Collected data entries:
+ + + + + + +

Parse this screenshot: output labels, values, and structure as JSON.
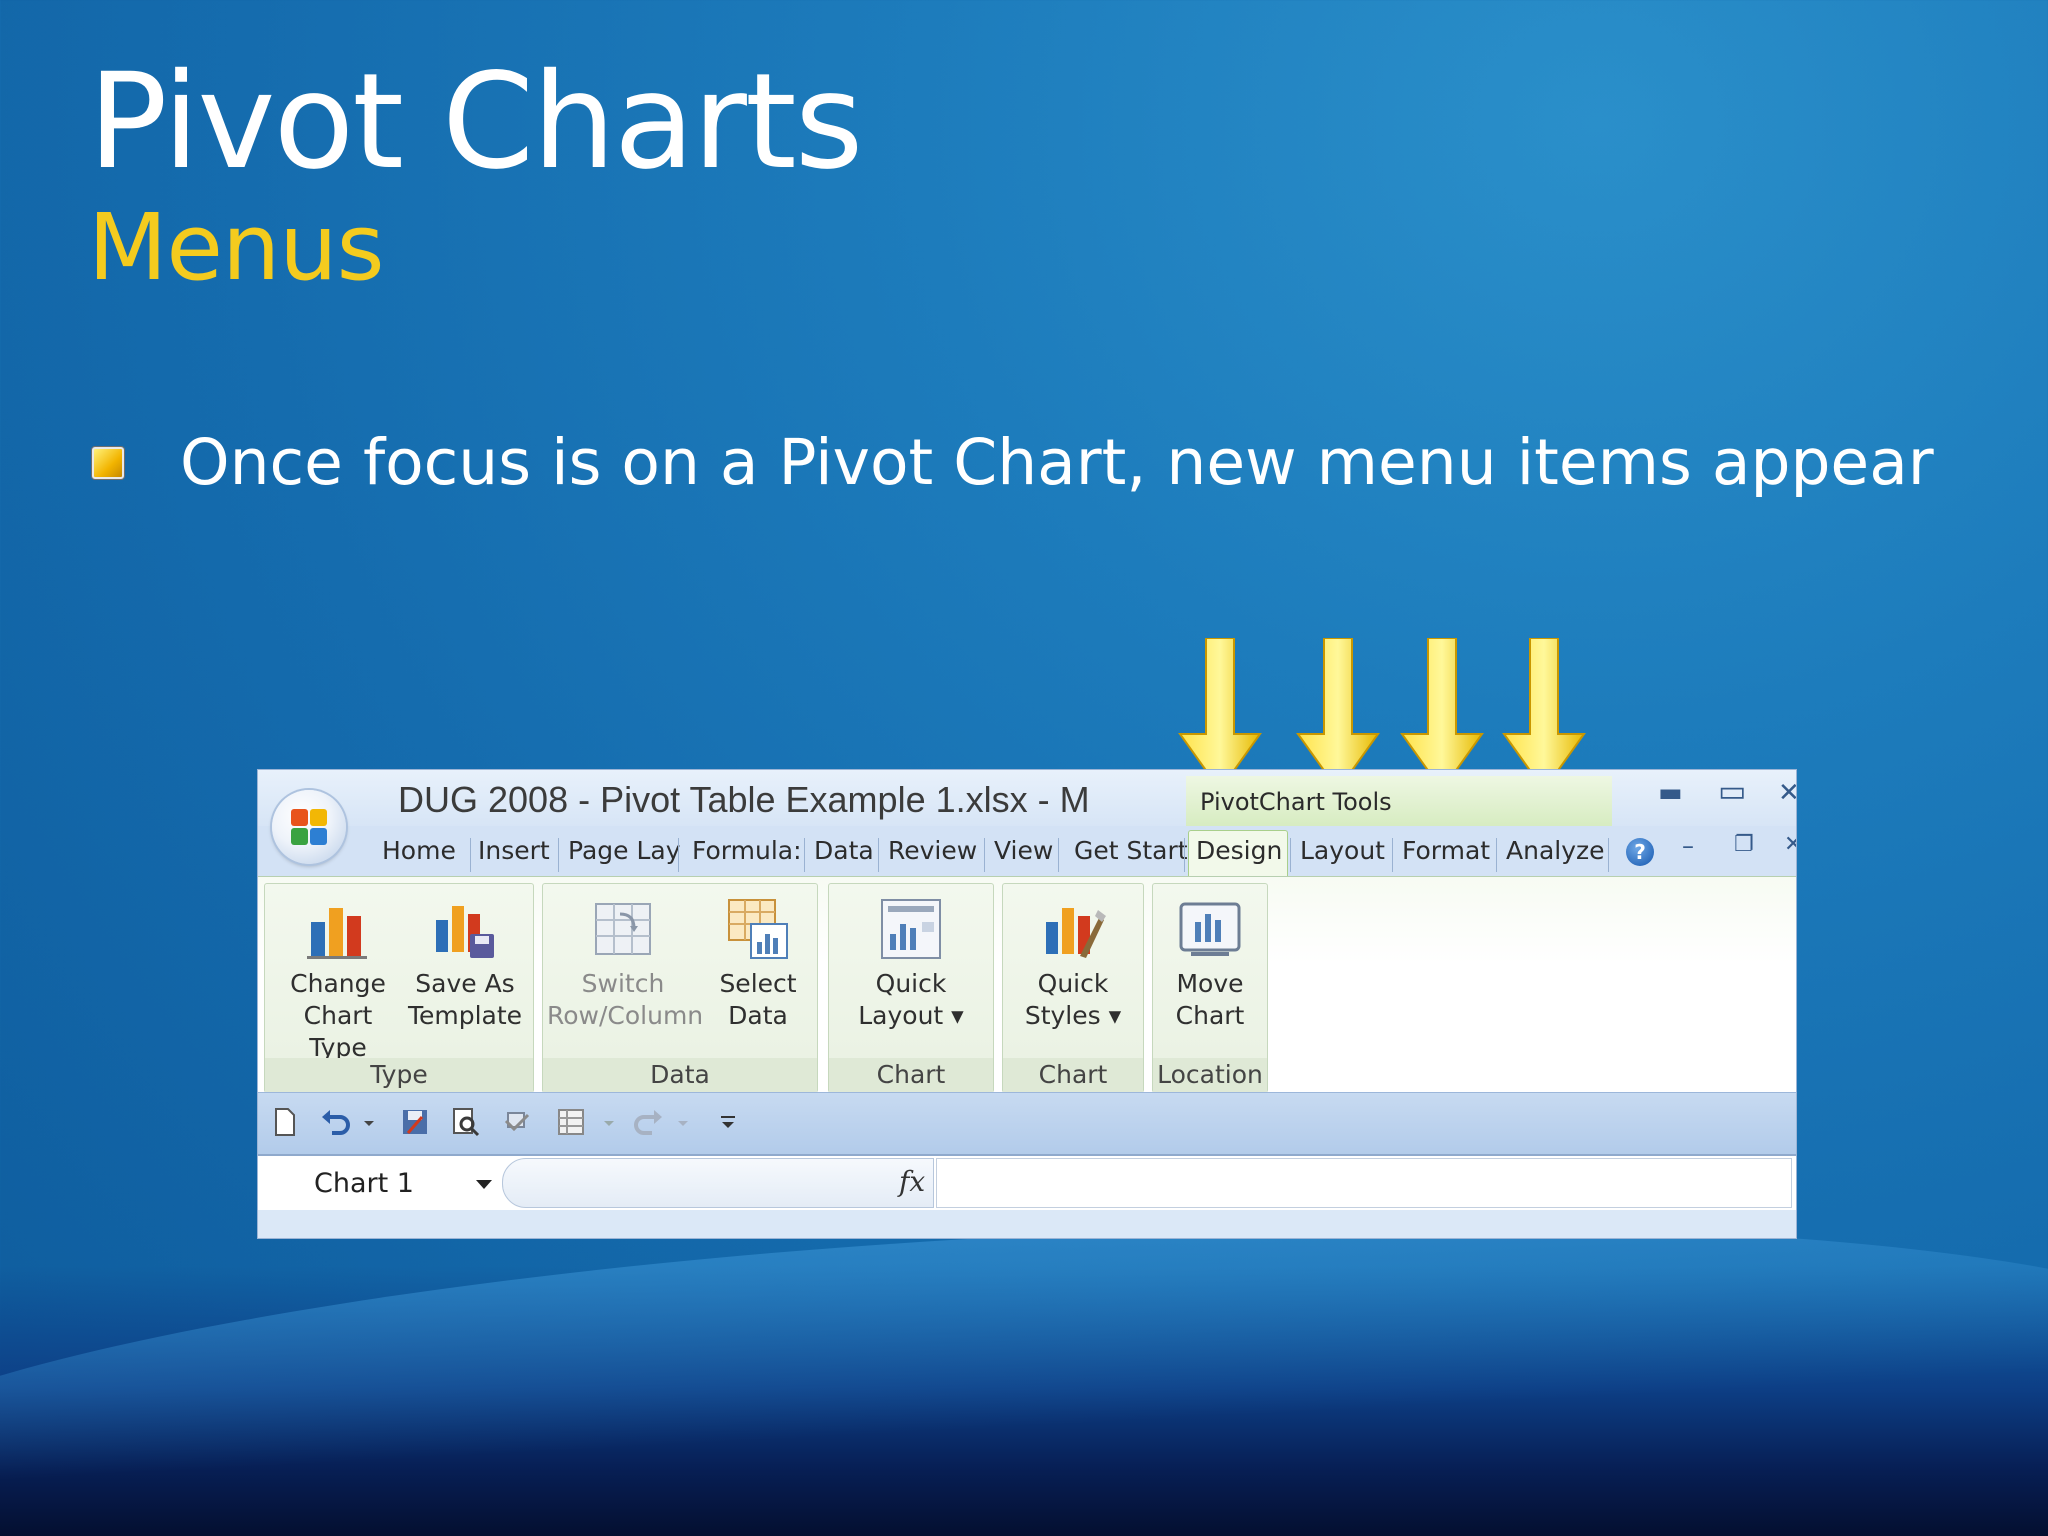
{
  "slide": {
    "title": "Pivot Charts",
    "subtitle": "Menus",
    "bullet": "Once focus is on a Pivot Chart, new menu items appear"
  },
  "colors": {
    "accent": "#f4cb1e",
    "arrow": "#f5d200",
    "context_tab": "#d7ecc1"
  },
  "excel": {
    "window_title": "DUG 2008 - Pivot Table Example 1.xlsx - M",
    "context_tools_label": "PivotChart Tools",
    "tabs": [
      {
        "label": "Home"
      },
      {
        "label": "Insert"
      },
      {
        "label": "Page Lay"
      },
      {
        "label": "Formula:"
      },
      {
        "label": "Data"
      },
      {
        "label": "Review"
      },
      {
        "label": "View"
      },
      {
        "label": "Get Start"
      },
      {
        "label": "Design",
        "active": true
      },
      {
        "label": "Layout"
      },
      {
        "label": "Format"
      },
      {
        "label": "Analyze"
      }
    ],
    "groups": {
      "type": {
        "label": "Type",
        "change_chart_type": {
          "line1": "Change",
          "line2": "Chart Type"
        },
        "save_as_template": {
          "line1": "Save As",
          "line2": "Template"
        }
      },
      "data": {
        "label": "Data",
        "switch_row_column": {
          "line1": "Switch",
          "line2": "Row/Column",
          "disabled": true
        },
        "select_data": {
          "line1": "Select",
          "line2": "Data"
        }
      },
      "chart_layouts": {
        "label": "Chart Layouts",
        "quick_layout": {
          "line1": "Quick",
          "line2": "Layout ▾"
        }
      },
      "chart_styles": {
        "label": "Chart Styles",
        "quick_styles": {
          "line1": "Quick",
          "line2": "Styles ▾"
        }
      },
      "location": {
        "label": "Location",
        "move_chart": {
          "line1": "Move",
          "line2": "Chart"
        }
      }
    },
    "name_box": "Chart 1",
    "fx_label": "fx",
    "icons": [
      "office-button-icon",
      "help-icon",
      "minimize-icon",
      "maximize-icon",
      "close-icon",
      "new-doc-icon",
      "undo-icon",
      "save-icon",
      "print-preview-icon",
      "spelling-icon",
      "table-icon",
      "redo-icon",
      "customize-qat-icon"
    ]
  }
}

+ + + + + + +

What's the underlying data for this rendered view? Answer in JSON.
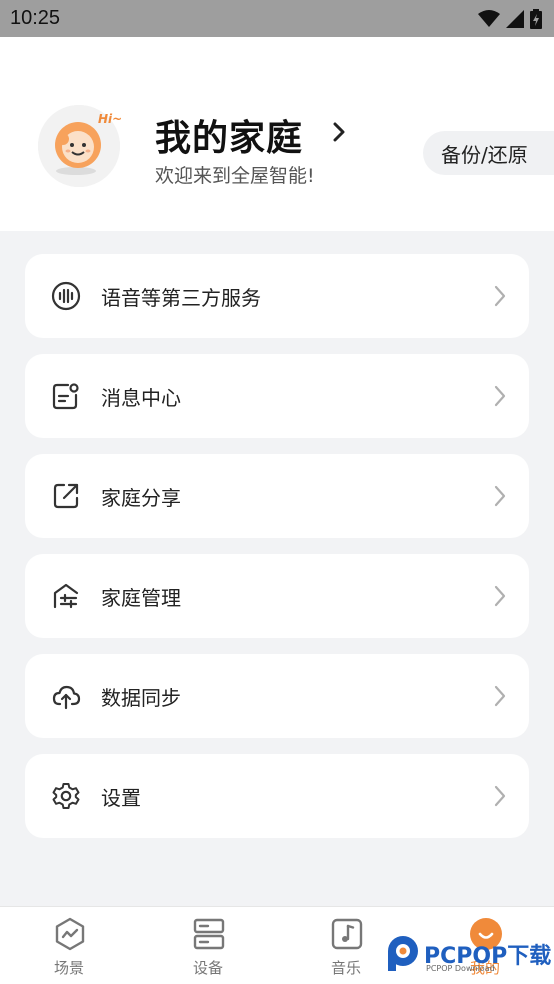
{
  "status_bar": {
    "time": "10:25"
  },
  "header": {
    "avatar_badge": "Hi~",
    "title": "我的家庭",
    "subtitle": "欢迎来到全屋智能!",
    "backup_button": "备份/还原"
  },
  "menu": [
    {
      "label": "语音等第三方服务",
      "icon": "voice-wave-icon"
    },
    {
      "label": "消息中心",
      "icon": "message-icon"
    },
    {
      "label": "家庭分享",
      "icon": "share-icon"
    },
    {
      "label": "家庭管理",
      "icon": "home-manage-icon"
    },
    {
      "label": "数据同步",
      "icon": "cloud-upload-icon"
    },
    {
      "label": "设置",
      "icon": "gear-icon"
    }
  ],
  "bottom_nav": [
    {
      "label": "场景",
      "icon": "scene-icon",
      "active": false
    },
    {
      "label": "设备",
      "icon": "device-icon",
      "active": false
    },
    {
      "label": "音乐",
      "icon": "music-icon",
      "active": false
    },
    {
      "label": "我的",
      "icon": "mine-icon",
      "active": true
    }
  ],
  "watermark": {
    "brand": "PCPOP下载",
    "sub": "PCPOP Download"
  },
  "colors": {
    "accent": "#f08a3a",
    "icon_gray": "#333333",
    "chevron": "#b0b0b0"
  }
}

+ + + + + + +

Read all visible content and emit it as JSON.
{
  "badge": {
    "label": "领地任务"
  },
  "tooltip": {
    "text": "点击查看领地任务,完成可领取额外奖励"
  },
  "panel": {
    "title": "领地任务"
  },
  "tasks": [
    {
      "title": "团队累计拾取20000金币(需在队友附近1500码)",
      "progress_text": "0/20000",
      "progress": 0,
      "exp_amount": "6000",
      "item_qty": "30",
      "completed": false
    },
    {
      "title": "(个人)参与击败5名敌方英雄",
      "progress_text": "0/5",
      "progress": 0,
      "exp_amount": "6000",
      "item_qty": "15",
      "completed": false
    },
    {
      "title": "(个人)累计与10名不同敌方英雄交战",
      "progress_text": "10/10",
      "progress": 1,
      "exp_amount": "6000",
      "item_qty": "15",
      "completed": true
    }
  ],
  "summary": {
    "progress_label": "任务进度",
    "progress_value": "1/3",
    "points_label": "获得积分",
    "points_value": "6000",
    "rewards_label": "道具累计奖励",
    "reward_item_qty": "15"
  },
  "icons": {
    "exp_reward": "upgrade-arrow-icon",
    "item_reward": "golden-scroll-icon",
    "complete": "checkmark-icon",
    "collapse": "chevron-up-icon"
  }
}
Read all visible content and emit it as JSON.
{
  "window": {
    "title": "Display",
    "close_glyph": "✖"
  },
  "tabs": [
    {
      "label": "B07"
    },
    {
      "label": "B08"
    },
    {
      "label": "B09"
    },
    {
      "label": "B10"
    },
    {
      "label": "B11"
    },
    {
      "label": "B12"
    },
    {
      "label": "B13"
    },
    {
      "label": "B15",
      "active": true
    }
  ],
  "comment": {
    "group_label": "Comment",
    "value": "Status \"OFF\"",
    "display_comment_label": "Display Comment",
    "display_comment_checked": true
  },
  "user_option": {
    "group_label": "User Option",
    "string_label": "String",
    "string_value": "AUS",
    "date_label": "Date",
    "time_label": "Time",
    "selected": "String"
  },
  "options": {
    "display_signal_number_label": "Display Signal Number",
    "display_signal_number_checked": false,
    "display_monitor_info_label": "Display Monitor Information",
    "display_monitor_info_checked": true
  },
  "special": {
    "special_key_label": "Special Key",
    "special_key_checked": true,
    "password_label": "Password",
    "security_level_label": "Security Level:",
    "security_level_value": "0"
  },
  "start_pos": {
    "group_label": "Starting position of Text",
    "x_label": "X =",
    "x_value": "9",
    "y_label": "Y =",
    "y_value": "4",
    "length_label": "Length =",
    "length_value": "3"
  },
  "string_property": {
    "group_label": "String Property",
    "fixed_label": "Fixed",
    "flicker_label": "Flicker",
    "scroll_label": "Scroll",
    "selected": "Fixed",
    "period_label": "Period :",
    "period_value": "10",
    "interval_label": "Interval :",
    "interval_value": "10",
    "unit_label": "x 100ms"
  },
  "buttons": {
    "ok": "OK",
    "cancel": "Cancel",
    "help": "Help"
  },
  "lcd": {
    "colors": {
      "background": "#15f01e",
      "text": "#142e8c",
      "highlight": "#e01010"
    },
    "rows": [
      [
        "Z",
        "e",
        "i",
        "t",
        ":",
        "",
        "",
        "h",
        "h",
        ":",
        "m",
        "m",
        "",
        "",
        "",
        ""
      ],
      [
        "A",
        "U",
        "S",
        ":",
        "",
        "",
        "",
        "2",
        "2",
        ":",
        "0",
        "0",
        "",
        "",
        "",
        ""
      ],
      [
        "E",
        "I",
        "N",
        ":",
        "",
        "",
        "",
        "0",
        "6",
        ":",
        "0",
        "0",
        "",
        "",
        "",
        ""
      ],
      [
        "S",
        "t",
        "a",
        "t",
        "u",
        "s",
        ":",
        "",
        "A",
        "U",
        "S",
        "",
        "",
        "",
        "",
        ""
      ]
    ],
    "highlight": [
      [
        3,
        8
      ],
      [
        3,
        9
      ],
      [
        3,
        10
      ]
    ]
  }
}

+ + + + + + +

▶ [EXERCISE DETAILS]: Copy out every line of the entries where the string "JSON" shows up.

▶ [EXERCISE RESULT]:
Parse this screenshot: output labels, values, and structure as JSON.
What's the underlying data for this rendered view? Answer in JSON.
Read all visible content and emit it as JSON.
Read all visible content and emit it as JSON.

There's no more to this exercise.